mjr...i see that you did have davinci done at 55 and you say you then had to have proton therapy at 57. that is wonderful that was available to you at that point but i'm sorry to hear the cancer returned. with davinci they remove the entire prostate, right?? may i ask you...did the cancer spread outside the prostate and that is why you had to have proton therapy? if you could go back and do it all over again, would you have had davinci first or would you have went with a different method?
just an update on my dad...i am happy to report he is doing really really well!! he decided against proton therapy after weighing all the options. he did go to the clinic in Indianapolis and spoke with the doctors there...he really liked the staff and doctors. but he also spoke with a doctor about davinci and then another doctor about the nerve sparing method with total prostate removal. he also spoke with a radiologist to make sure he wasn't waiting too long. i felt like once we got the ball rolling he was really able to come to terms with everything and make a very informed decision. i am really proud of him for taking all the right steps to get on the right track.
In the end he chose total prostate removal with the nerve sparing method. Dr. William Catalona did the surgery at Northwestern in Chicago, IL. Catalona is a wonderful doctor who is very cutting edge...he actually is the one who developed PSA testing. He's been in the game for a long time and knows his stuff. My dad really liked him and felt very comfortable with him...he can't say enough great things about him. We also know others who have gone with this method of treatment and used Catalona and had wonderful results. I think my dad chose this method (over pt) in the end because he came to the conclusion that although proton therapy is known for great results, he is the type of guy that would prolly worry himself sick with not knowing whether the cancer was truly gone and the possibility of return. he decided he wanted the assurance of knowing that the cancer was gone, and there was no chance of cancer coming back to the prostate since it was gone. plus the assurance of a doctor who was able to physically remove the cancer and check everything out to be sure that he got it all. on top of all of that, Catalona was able to spare the nerves around the prostate which hopefully helps to regain functions quicker and easier as well as minimizing side effects of impotence and incontinence.

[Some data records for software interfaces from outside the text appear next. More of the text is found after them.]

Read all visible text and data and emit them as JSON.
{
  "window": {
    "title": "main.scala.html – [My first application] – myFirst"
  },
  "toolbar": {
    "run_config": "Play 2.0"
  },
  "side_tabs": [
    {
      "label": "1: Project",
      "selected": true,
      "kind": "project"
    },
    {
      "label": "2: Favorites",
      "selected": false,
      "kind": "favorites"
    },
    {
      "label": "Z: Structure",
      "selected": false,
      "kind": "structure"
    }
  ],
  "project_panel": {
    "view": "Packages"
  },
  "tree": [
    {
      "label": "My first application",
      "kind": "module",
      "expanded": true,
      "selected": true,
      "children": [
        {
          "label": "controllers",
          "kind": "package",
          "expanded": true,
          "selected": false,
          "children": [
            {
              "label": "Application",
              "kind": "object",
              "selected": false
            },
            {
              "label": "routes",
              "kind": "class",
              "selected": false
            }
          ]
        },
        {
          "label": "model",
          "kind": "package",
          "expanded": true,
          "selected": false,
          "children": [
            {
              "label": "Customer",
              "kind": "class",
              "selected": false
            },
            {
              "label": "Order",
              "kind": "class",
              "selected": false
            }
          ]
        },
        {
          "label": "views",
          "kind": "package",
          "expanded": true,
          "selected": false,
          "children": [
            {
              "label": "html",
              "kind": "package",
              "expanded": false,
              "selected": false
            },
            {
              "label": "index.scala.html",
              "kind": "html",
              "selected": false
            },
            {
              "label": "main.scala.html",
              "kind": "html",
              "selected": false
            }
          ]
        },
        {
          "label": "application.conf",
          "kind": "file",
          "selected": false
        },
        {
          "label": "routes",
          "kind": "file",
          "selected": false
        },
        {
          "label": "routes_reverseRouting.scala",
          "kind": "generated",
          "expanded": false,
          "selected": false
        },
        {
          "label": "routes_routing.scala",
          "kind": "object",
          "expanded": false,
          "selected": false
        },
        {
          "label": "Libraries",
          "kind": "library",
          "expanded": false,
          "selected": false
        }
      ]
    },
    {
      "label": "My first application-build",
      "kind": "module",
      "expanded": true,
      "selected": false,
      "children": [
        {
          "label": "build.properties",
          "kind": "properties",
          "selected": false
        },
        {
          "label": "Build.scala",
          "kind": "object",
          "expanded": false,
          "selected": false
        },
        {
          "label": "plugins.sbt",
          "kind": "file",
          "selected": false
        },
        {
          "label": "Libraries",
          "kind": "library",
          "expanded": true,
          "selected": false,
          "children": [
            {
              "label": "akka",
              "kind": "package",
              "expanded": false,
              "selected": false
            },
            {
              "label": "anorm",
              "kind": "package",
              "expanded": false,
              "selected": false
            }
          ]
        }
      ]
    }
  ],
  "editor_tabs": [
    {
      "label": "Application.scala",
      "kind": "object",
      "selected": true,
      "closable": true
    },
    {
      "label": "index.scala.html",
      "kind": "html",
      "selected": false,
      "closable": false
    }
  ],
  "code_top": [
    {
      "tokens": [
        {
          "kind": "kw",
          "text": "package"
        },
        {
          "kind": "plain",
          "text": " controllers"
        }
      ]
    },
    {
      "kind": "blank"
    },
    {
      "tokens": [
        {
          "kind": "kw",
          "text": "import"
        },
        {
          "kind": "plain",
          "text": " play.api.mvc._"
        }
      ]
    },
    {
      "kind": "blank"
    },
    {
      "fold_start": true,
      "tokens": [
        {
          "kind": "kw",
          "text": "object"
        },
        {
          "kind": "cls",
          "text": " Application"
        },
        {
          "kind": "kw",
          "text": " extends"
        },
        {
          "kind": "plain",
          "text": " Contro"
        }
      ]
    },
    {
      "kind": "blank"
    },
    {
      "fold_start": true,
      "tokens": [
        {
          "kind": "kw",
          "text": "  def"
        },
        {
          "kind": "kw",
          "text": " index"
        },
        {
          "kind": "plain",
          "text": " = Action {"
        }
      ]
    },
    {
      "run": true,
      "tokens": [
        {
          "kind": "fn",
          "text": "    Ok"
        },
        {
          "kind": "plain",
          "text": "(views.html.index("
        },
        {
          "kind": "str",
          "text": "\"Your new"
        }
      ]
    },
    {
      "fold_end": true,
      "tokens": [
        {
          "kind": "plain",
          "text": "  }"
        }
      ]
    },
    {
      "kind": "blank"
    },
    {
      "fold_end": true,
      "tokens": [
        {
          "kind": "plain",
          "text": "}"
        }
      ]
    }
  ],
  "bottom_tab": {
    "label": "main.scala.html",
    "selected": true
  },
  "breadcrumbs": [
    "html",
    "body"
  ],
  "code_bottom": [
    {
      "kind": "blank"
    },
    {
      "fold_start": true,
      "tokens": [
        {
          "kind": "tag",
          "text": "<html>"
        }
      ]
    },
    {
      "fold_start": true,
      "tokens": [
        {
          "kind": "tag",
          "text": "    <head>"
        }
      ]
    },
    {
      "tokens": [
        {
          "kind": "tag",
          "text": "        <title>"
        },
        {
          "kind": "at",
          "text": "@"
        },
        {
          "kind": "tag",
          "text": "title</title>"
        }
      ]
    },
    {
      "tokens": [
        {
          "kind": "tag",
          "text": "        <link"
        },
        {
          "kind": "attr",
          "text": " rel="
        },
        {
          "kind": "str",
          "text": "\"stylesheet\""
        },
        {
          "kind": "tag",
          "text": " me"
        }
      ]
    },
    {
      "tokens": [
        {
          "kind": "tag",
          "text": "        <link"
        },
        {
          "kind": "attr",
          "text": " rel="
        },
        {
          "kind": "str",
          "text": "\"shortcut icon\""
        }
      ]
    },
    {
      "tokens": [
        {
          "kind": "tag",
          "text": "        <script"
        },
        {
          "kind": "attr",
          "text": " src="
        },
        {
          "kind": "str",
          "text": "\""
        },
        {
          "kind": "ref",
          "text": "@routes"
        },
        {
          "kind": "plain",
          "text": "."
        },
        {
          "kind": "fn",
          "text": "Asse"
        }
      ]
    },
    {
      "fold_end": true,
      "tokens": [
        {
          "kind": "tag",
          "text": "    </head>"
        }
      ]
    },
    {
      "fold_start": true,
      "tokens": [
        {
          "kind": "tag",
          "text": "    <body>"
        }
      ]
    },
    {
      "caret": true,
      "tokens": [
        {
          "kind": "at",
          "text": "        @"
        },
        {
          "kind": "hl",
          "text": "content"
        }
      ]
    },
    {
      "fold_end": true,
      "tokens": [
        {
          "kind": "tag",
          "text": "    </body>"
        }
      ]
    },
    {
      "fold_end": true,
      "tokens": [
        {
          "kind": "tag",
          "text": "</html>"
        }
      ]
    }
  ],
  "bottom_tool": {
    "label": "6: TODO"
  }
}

he had surgery january 12, so he did wait over 6 months before getting treatment; however, the lab results came back and lymph nodes were clear, cancer was confined to prostate, cancer in 25% of prostate, slight invasion of perineal (which they said is normal), gleason score of 3 (much lower than the biopsy score of 6). Although I did not like how long he waited to do something I am glad he took the time to decide on the best treatment for him. He's told me that had he not researched everything so thoroughly, he might have always wondered (or regretted making the wrong choice).